PacWest (PACW) and Western Alliance (WAL) plunged Tuesday as investors remained convinced the worst was not yet over for troubled regional banks.
The stock drops for both institutions came one day after JPMorgan Chase (JPM) purchased the bulk of First Republic (FRC), in a deal that was designed to restore stability to the banking system after two months of turmoil.
PacWest ended Tuesday down 28%, while Western Alliance dropped 15%. Other regional banks also plummeted, including Zions (ZION), Comerica (CMA) and Key (KEY), which all fell between 9-12%.
One new point of pressure on these companies is being applied by short sellers who appear to be targeting lenders they perceive to be most vulnerable. Data from S3 Partners showed short sellers have increased their bets against regional bank stocks by more than $440 million over the last 30 days.
Since Friday, short interest in PacWest rose to more than 18% of shares, making it the second most shorted regional bank stock for the same period.
PacWest and Western Alliance were also among the financial institutions, along with First Republic, that came under intense scrutiny following the March 10 and March 12 failures of Silicon Valley Bank and Signature Bank.

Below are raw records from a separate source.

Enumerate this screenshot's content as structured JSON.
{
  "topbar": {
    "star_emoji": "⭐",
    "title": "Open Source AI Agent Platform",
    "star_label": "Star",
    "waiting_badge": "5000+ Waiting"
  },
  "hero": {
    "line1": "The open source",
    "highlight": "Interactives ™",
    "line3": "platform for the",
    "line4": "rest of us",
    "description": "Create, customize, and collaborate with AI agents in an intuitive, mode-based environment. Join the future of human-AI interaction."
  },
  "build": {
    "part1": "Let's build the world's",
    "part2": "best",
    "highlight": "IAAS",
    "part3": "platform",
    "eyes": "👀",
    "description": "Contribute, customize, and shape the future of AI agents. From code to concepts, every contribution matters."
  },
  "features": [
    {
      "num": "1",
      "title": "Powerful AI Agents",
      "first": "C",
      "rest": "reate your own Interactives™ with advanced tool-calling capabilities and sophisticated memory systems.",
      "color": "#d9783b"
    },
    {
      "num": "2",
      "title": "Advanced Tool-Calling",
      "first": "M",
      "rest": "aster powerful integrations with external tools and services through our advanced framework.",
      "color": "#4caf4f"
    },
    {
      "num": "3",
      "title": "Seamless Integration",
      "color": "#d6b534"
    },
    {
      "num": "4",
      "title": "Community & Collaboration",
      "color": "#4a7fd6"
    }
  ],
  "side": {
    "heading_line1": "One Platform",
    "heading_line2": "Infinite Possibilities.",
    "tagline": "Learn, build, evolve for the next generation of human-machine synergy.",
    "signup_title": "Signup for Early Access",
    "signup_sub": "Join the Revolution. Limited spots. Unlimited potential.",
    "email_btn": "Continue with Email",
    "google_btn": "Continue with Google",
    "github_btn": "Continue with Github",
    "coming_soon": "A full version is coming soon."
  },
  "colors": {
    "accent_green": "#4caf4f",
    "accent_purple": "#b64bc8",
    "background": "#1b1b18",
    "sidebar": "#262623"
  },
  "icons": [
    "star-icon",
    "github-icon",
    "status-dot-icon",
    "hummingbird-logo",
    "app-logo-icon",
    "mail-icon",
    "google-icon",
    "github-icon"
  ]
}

Both lenders, like First Republic, lost a sizable amount of deposits during the first quarter as customers sought the perceived safety of larger banks or higher yields being offered by money market funds. PacWest, a lender based in Beverly Hills, Calif., lost 17% of its deposits and Phoenix-based Western Alliance lost 11%, while First Republic lost 41%.
Both PacWest and Western Alliance also reported drops in a key measure of profitability, a sign that the regional banking business is becoming more challenging as funding costs and interest rates rise.
Several big bank executives tried to argue Monday that concerns about the regional banking system should lessen with the seizure and sale of First Republic, including JPMorgan CEO Jamie Dimon: “This part of the crisis is over,” he said.
Another big bank CEO, Jane Fraser of Citigroup (C), on Monday cited “a palpable sense of relief” during an interview with Yahoo Finance. She called First Republic “the last remaining main uncertainty of the small handful of banks that did not do a good job with asset liability management.”
Antelopes and lions
But Dick Bove, financial strategist with Odeon Capital Group, said the short sellers who made a tidy profit betting against First Republic and Silicon Valley Bank are going to keep looking for new targets.
“The antelopes are being prowled by the lions here and the lions are going to find other ones to attack and bring down,” Dick Bove, financial strategist with Odeon Capital Group, told Yahoo Finance Monday, predicting other banks would still fail.
Investors, he said, are looking for banks that have large portfolios of fixed-rate mortgages, a lot of commercial real estate, and a gap between the bank’s real values and published values.
“People made a huge amount of money,” he said. “Those people who have driven SVB out of business, who benefitted from the Signature failure, who benefitted from the First Republic slow die, they made a lot of money.
“They are looking around to find another target.”
The downward pressure on certain bank stocks may not result in outflows from retail customers but it could lead to more from corporate customers, said Ryan Nash, Goldman Sachs’ managing director of regional banks.
It “does start to raise red flags and causes corporate treasurers and CFOs to say, ‘you know what, maybe I should think about diversification,’” Nash added.